What you should do — What lines of the material below include the string "JSON"? Copy all of them.

Data to examine —
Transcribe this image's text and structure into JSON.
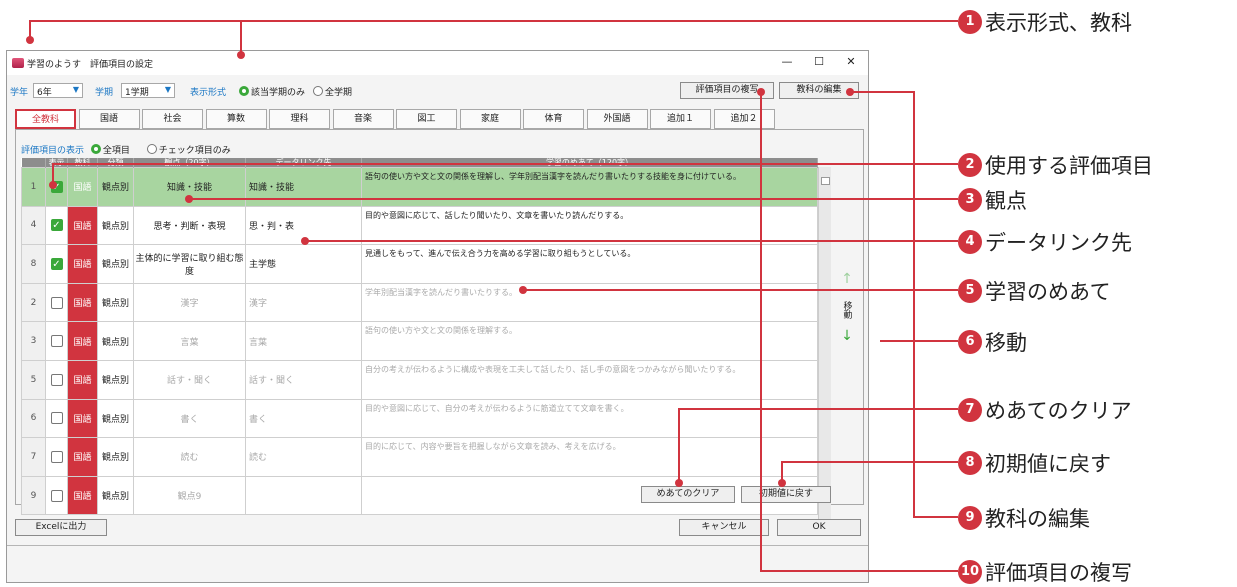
{
  "window": {
    "title": "学習のようす　評価項目の設定",
    "min": "—",
    "max": "☐",
    "close": "✕"
  },
  "toolbar": {
    "grade_label": "学年",
    "grade_value": "6年",
    "term_label": "学期",
    "term_value": "1学期",
    "format_label": "表示形式",
    "format_opt1": "該当学期のみ",
    "format_opt2": "全学期",
    "copy_button": "評価項目の複写",
    "edit_button": "教科の編集"
  },
  "tabs": [
    "全教科",
    "国語",
    "社会",
    "算数",
    "理科",
    "音楽",
    "図工",
    "家庭",
    "体育",
    "外国語",
    "追加１",
    "追加２"
  ],
  "filter": {
    "label": "評価項目の表示",
    "opt1": "全項目",
    "opt2": "チェック項目のみ"
  },
  "columns": {
    "show": "表示",
    "subject": "教科",
    "kind": "分類",
    "view": "観点（20字）",
    "link": "データリンク先",
    "goal": "学習のめあて（120字）"
  },
  "rows": [
    {
      "no": "1",
      "checked": true,
      "subject": "国語",
      "kind": "観点別",
      "view": "知識・技能",
      "link": "知識・技能",
      "goal": "語句の使い方や文と文の関係を理解し、学年別配当漢字を読んだり書いたりする技能を身に付けている。",
      "hl": true,
      "dim": false
    },
    {
      "no": "4",
      "checked": true,
      "subject": "国語",
      "kind": "観点別",
      "view": "思考・判断・表現",
      "link": "思・判・表",
      "goal": "目的や意図に応じて、話したり聞いたり、文章を書いたり読んだりする。",
      "hl": false,
      "dim": false
    },
    {
      "no": "8",
      "checked": true,
      "subject": "国語",
      "kind": "観点別",
      "view": "主体的に学習に取り組む態度",
      "link": "主学態",
      "goal": "見通しをもって、進んで伝え合う力を高める学習に取り組もうとしている。",
      "hl": false,
      "dim": false
    },
    {
      "no": "2",
      "checked": false,
      "subject": "国語",
      "kind": "観点別",
      "view": "漢字",
      "link": "漢字",
      "goal": "学年別配当漢字を読んだり書いたりする。",
      "hl": false,
      "dim": true
    },
    {
      "no": "3",
      "checked": false,
      "subject": "国語",
      "kind": "観点別",
      "view": "言葉",
      "link": "言葉",
      "goal": "語句の使い方や文と文の関係を理解する。",
      "hl": false,
      "dim": true
    },
    {
      "no": "5",
      "checked": false,
      "subject": "国語",
      "kind": "観点別",
      "view": "話す・聞く",
      "link": "話す・聞く",
      "goal": "自分の考えが伝わるように構成や表現を工夫して話したり、話し手の意図をつかみながら聞いたりする。",
      "hl": false,
      "dim": true
    },
    {
      "no": "6",
      "checked": false,
      "subject": "国語",
      "kind": "観点別",
      "view": "書く",
      "link": "書く",
      "goal": "目的や意図に応じて、自分の考えが伝わるように筋道立てて文章を書く。",
      "hl": false,
      "dim": true
    },
    {
      "no": "7",
      "checked": false,
      "subject": "国語",
      "kind": "観点別",
      "view": "読む",
      "link": "読む",
      "goal": "目的に応じて、内容や要旨を把握しながら文章を読み、考えを広げる。",
      "hl": false,
      "dim": true
    },
    {
      "no": "9",
      "checked": false,
      "subject": "国語",
      "kind": "観点別",
      "view": "観点9",
      "link": "",
      "goal": "",
      "hl": false,
      "dim": true
    }
  ],
  "move": {
    "up": "↑",
    "label": "移動",
    "down": "↓"
  },
  "bottom": {
    "clear_goal": "めあてのクリア",
    "reset": "初期値に戻す",
    "excel": "Excelに出力",
    "cancel": "キャンセル",
    "ok": "OK"
  },
  "callouts": [
    {
      "num": "1",
      "text": "表示形式、教科"
    },
    {
      "num": "2",
      "text": "使用する評価項目"
    },
    {
      "num": "3",
      "text": "観点"
    },
    {
      "num": "4",
      "text": "データリンク先"
    },
    {
      "num": "5",
      "text": "学習のめあて"
    },
    {
      "num": "6",
      "text": "移動"
    },
    {
      "num": "7",
      "text": "めあてのクリア"
    },
    {
      "num": "8",
      "text": "初期値に戻す"
    },
    {
      "num": "9",
      "text": "教科の編集"
    },
    {
      "num": "10",
      "text": "評価項目の複写"
    }
  ],
  "colors": {
    "accent": "#d1343f",
    "green": "#3aa83a",
    "highlight": "#a8d5a0"
  }
}
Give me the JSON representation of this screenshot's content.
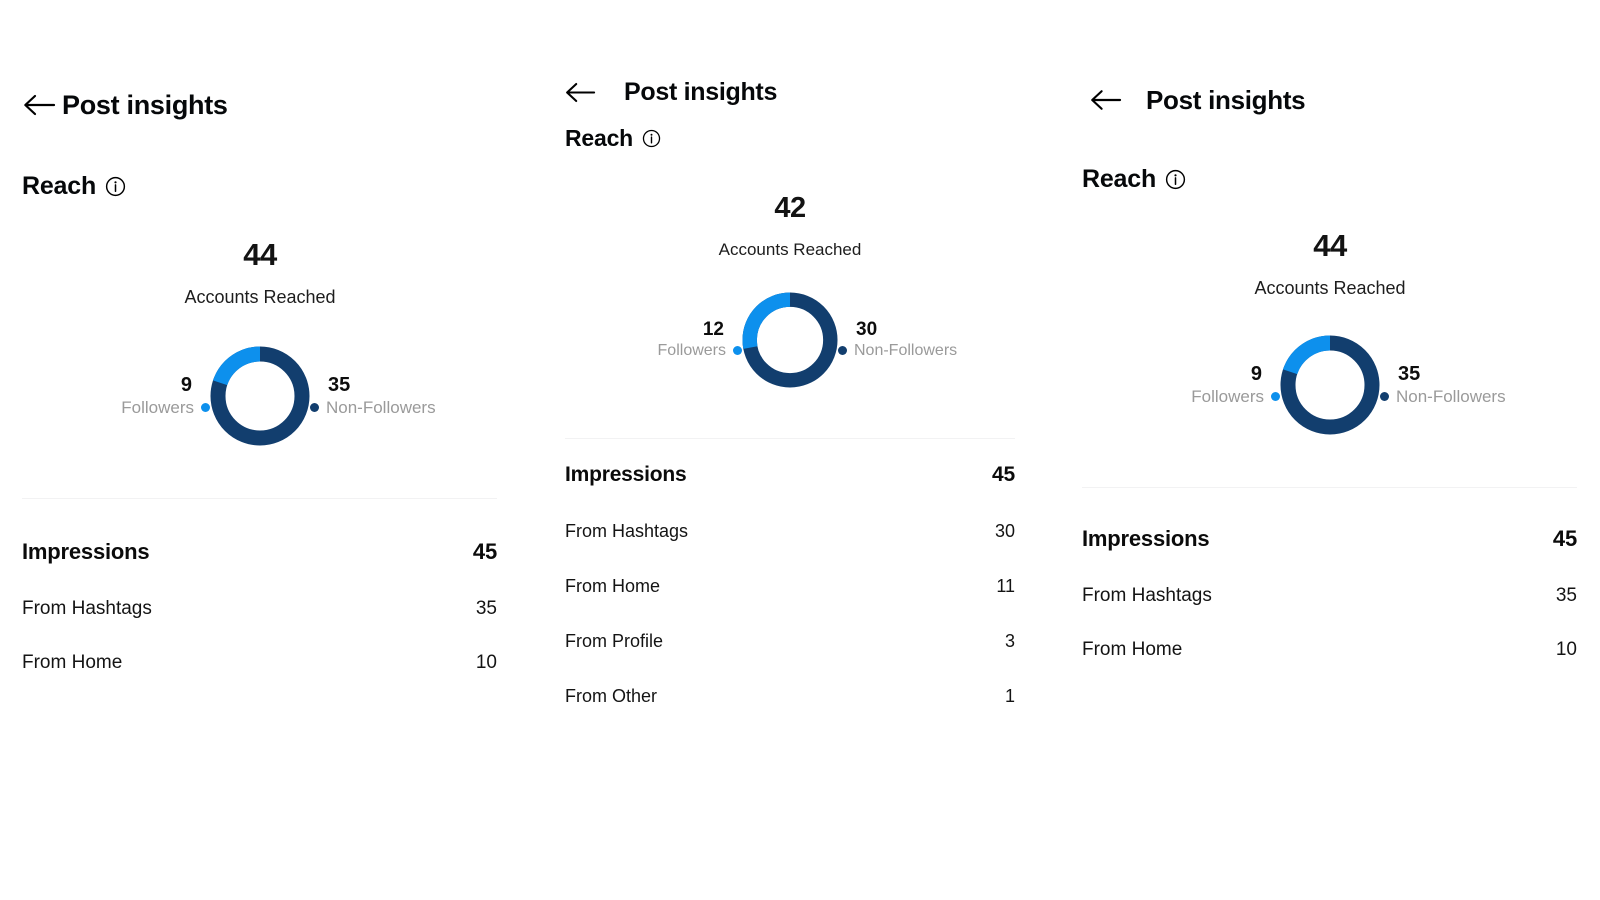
{
  "colors": {
    "followers": "#0d90ed",
    "non_followers": "#123e6e",
    "divider": "#f2f2f3",
    "muted_text": "#9a9a9a"
  },
  "panels": [
    {
      "title": "Post insights",
      "back_icon": "arrow-left-icon",
      "reach": {
        "label": "Reach",
        "info_icon": "info-circle-icon",
        "total": "44",
        "caption": "Accounts Reached",
        "followers_value": "9",
        "followers_label": "Followers",
        "non_followers_value": "35",
        "non_followers_label": "Non-Followers"
      },
      "impressions": {
        "label": "Impressions",
        "total": "45",
        "rows": [
          {
            "label": "From Hashtags",
            "value": "35"
          },
          {
            "label": "From Home",
            "value": "10"
          }
        ]
      },
      "chart_data": {
        "type": "pie",
        "title": "Reach",
        "subtitle": "Accounts Reached",
        "labels": [
          "Followers",
          "Non-Followers"
        ],
        "values": [
          9,
          35
        ],
        "total": 44,
        "colors": [
          "#0d90ed",
          "#123e6e"
        ],
        "donut": true,
        "legend_position": "sides"
      }
    },
    {
      "title": "Post insights",
      "back_icon": "arrow-left-icon",
      "reach": {
        "label": "Reach",
        "info_icon": "info-circle-icon",
        "total": "42",
        "caption": "Accounts Reached",
        "followers_value": "12",
        "followers_label": "Followers",
        "non_followers_value": "30",
        "non_followers_label": "Non-Followers"
      },
      "impressions": {
        "label": "Impressions",
        "total": "45",
        "rows": [
          {
            "label": "From Hashtags",
            "value": "30"
          },
          {
            "label": "From Home",
            "value": "11"
          },
          {
            "label": "From Profile",
            "value": "3"
          },
          {
            "label": "From Other",
            "value": "1"
          }
        ]
      },
      "chart_data": {
        "type": "pie",
        "title": "Reach",
        "subtitle": "Accounts Reached",
        "labels": [
          "Followers",
          "Non-Followers"
        ],
        "values": [
          12,
          30
        ],
        "total": 42,
        "colors": [
          "#0d90ed",
          "#123e6e"
        ],
        "donut": true,
        "legend_position": "sides"
      }
    },
    {
      "title": "Post insights",
      "back_icon": "arrow-left-icon",
      "reach": {
        "label": "Reach",
        "info_icon": "info-circle-icon",
        "total": "44",
        "caption": "Accounts Reached",
        "followers_value": "9",
        "followers_label": "Followers",
        "non_followers_value": "35",
        "non_followers_label": "Non-Followers"
      },
      "impressions": {
        "label": "Impressions",
        "total": "45",
        "rows": [
          {
            "label": "From Hashtags",
            "value": "35"
          },
          {
            "label": "From Home",
            "value": "10"
          }
        ]
      },
      "chart_data": {
        "type": "pie",
        "title": "Reach",
        "subtitle": "Accounts Reached",
        "labels": [
          "Followers",
          "Non-Followers"
        ],
        "values": [
          9,
          35
        ],
        "total": 44,
        "colors": [
          "#0d90ed",
          "#123e6e"
        ],
        "donut": true,
        "legend_position": "sides"
      }
    }
  ],
  "chart_data": [
    {
      "type": "pie",
      "title": "Reach — 44 Accounts Reached",
      "labels": [
        "Followers",
        "Non-Followers"
      ],
      "values": [
        9,
        35
      ],
      "total": 44,
      "colors": [
        "#0d90ed",
        "#123e6e"
      ],
      "donut": true
    },
    {
      "type": "pie",
      "title": "Reach — 42 Accounts Reached",
      "labels": [
        "Followers",
        "Non-Followers"
      ],
      "values": [
        12,
        30
      ],
      "total": 42,
      "colors": [
        "#0d90ed",
        "#123e6e"
      ],
      "donut": true
    },
    {
      "type": "pie",
      "title": "Reach — 44 Accounts Reached",
      "labels": [
        "Followers",
        "Non-Followers"
      ],
      "values": [
        9,
        35
      ],
      "total": 44,
      "colors": [
        "#0d90ed",
        "#123e6e"
      ],
      "donut": true
    }
  ]
}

Task response —
Transcribe this image's text and structure into JSON.
Give me the JSON representation of this screenshot's content.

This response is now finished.